Last season JaVale McGee delighted us with his investigative journalism, sense of direction, singing of Adele, and follow-up dunking. We will no doubt continue to cover JaVale's ups and downs, along with the exploits of his onetime partner in crime, Andray Blatche. But just for fun, we thought it would be cool if we tried to find this season's JaVale — the player with the perfect mix of on-the-court follies and social media highlights (or vice versa). Here's who the Grantland staff came up with.
In their eight years of existence, the Charlotte Bobcats have drafted three players from UNC, one from Duke, and one from Boston College, a school that plays up to seven games a year in the state of North Carolina. They have drafted one player from Texas, a Naismith runner-up from Gonzaga, and two UConn greats. Outside of trading for Alexis Ajinca’s draft rights in 2008, the Bobcats have found nearly every undersized or questionably athletic college star in the country. Some, like Jared Dudley, turn out to be valuable players on other teams. Others, like Sean May, quickly confirm that college post moves sometimes don’t translate to the NBA. The Bobcats haven’t fully developed a player since their inception in 2004. They handcuffed Raymond Felton, they didn’t tell the managers of all Charlotte-area Waffle Houses to stop serving May, they turned Gerald Henderson into the worst version of Kobe Bryant in the history of versions of Kobe Bryant.
Bigs tend to be selected based on potential more than any other type of player in the NBA draft. If you have size and athleticism, you are nearly a lock for a lottery selection. Thus, teams make their choices based on projected skill, and scouts must account for many variables.

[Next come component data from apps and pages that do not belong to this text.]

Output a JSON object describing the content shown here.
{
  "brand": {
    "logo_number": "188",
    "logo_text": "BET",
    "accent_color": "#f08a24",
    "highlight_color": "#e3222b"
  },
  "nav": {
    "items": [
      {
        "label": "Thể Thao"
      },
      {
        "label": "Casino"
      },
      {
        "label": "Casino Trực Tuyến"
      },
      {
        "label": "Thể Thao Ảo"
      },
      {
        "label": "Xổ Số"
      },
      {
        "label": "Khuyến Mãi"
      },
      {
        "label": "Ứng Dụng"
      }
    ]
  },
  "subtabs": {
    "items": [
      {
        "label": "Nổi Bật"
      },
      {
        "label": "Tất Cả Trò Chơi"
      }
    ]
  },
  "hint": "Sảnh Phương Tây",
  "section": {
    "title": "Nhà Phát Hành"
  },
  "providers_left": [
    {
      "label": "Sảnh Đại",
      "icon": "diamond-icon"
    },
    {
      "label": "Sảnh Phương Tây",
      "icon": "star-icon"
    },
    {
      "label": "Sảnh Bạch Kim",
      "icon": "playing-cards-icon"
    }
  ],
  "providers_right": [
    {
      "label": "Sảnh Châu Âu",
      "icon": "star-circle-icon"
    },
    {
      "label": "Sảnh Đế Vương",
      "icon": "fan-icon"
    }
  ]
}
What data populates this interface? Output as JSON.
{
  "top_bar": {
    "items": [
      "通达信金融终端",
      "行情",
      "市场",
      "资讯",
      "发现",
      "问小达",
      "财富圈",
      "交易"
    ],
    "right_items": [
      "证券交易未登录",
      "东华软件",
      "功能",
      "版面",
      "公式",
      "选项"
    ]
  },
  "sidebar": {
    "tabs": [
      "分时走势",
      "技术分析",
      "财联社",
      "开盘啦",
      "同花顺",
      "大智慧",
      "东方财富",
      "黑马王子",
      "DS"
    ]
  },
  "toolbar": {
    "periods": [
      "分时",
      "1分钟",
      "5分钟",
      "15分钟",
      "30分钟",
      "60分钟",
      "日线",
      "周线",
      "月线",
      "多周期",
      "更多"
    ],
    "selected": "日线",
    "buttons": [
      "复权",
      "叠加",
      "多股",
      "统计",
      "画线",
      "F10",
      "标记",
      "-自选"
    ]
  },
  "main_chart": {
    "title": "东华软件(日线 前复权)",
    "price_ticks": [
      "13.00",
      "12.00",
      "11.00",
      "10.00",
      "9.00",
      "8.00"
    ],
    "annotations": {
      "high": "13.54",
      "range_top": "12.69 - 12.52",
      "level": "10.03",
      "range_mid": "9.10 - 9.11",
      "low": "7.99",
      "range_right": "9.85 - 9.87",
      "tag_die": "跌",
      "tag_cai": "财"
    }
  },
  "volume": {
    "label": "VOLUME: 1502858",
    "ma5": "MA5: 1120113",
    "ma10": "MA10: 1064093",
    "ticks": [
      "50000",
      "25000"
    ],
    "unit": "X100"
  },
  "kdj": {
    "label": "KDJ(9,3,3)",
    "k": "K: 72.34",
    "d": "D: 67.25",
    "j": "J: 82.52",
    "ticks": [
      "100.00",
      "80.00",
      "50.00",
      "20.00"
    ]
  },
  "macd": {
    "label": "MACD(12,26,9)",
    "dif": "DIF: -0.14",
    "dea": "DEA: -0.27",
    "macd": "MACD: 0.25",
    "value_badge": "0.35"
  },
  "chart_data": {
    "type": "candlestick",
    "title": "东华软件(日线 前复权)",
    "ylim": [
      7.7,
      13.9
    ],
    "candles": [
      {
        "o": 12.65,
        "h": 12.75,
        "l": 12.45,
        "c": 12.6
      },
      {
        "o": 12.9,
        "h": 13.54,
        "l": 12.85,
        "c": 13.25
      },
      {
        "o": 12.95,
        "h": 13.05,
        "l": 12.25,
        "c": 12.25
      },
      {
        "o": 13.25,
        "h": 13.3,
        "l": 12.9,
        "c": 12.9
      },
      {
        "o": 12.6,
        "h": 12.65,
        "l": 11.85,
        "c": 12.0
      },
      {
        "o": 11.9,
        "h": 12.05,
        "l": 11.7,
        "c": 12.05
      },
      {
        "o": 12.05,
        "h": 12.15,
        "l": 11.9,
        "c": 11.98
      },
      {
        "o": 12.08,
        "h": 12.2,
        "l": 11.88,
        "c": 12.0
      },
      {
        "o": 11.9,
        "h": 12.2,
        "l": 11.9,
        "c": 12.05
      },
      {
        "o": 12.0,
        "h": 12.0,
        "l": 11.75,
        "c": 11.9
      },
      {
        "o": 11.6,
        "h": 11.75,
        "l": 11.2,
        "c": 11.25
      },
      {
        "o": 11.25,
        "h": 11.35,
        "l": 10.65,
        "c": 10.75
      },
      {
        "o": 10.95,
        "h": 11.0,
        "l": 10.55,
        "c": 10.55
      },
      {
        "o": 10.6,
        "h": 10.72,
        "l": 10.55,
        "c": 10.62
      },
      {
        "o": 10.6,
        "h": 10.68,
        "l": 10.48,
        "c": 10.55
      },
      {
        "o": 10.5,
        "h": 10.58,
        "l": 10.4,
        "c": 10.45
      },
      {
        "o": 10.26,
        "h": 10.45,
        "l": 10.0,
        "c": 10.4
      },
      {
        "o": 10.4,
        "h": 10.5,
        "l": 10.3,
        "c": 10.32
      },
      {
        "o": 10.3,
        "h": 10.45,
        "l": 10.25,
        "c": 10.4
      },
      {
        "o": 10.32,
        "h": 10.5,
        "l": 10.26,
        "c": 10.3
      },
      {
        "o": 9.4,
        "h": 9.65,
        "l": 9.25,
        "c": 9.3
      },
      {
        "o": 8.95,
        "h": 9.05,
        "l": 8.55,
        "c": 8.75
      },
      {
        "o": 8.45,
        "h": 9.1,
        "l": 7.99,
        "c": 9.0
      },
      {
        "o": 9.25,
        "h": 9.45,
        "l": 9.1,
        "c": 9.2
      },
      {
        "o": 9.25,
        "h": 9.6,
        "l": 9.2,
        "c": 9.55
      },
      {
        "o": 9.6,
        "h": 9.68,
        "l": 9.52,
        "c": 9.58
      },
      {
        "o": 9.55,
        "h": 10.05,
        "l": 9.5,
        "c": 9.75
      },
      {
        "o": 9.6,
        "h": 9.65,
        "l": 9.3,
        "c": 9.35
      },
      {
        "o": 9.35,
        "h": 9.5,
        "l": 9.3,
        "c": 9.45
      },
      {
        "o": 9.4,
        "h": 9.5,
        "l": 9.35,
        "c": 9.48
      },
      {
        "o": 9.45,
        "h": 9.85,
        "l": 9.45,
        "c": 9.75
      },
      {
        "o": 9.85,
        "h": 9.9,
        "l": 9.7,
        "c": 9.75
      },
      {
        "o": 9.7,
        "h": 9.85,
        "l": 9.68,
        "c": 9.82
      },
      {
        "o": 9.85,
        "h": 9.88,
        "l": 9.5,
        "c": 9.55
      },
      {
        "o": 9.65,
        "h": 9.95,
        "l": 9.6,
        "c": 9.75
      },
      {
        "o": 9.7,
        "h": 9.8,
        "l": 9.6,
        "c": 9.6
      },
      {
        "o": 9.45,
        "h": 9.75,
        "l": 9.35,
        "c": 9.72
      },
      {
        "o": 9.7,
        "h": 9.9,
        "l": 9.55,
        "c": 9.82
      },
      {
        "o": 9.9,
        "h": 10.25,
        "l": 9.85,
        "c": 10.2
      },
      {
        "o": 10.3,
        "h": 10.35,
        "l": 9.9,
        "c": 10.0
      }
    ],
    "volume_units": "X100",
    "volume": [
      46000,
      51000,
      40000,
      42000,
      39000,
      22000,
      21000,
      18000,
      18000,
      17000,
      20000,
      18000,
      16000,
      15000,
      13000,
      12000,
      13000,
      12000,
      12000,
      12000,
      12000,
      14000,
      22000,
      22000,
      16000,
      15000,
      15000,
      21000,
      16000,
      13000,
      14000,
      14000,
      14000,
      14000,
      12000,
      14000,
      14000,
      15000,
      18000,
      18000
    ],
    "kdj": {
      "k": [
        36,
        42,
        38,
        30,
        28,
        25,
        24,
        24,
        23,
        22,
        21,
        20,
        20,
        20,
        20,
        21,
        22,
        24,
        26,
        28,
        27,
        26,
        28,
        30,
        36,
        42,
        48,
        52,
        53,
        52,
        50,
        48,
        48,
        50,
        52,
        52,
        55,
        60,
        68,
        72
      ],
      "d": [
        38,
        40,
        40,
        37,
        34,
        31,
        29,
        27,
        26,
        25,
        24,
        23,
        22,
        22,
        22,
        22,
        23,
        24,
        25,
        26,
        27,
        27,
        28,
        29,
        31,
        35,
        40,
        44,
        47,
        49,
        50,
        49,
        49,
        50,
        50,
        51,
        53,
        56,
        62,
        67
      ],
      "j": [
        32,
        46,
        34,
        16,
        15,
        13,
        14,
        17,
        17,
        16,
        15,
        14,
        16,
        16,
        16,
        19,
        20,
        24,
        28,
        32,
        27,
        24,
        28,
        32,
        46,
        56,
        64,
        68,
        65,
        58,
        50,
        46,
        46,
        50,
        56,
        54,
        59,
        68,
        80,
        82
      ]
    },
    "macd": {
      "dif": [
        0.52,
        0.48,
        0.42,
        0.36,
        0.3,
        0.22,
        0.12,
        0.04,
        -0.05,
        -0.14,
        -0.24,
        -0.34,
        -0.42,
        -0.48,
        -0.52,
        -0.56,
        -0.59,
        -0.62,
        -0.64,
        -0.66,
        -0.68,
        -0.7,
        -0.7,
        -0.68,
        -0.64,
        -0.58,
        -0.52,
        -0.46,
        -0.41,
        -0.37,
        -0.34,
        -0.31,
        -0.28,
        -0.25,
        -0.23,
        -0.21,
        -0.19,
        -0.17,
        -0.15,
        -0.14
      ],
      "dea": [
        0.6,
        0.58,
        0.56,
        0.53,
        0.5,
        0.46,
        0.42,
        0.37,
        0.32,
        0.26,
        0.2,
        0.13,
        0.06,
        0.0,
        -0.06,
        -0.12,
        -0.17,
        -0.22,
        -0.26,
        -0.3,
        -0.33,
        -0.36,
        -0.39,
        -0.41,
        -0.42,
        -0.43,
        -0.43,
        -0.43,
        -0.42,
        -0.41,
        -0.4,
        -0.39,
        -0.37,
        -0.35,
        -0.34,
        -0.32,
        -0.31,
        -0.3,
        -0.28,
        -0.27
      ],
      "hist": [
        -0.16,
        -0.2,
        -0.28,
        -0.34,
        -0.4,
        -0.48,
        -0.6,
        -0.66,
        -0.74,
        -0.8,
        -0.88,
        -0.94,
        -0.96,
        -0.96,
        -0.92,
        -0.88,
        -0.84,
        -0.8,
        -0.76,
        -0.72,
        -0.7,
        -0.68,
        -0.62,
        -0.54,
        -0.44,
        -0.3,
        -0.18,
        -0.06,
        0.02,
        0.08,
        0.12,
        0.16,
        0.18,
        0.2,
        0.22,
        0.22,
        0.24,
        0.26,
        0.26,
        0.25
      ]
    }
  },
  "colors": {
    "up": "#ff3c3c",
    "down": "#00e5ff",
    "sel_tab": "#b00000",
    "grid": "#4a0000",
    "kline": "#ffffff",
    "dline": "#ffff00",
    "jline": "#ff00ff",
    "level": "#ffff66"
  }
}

In case you were out living a life of leisure, here's what you missed in sports on Thursday.
The New Orleans Saints have named top assistant Joe Vitt interim head coach during Sean Payton's year-long suspension, despite the fact that Vitt will serve a six-game suspension of his own to start the season. During those six games, the Saints will be led by offensive line coach Aaron Kromer, who is serving a four-game suspension for watching cable television (Bridezillas, specifically) in the film room. For the first four games, Saints kicking adviser Marcus McCovey will take over, despite his two-game suspension for rhyming Sean Payton with "Sean Satan" in a Skype call with his daughter. The first two Saints games will be coached by New Orleans citizen Ernest Lambreaux, who is serving a one-game suspension for plotting to coach without a proper coaching license. For that first game only, Russian emigre and renowned castrato animal impersonator Gustaf Karpov will head up the Saints, though he's suspended for a quarter because he won't stop calling chocolate doughnuts "meatless pirozhkis" during strategy meetings. In the first quarter of the first game, the Saints plan to just fumble the ball and run into each other until someone dies.
College basketball season finally gets under way soon and I, for one, couldn’t be more excited. Chances are, you aren’t quite as excited as me, and haven’t given college basketball much thought since you’ve had football and the start of the NBA season to keep you occupied, but luckily for you, I’m here to get you up to speed. And by that, I mean that I’m here to give you previews of each of the major college conferences (and one collective mid-major preview), and then spend the next five months of my life reading tweets and e-mails from those of you who feel the need to point out how terrible the predictions in these previews are and how you could’ve done so much better. This will be fun.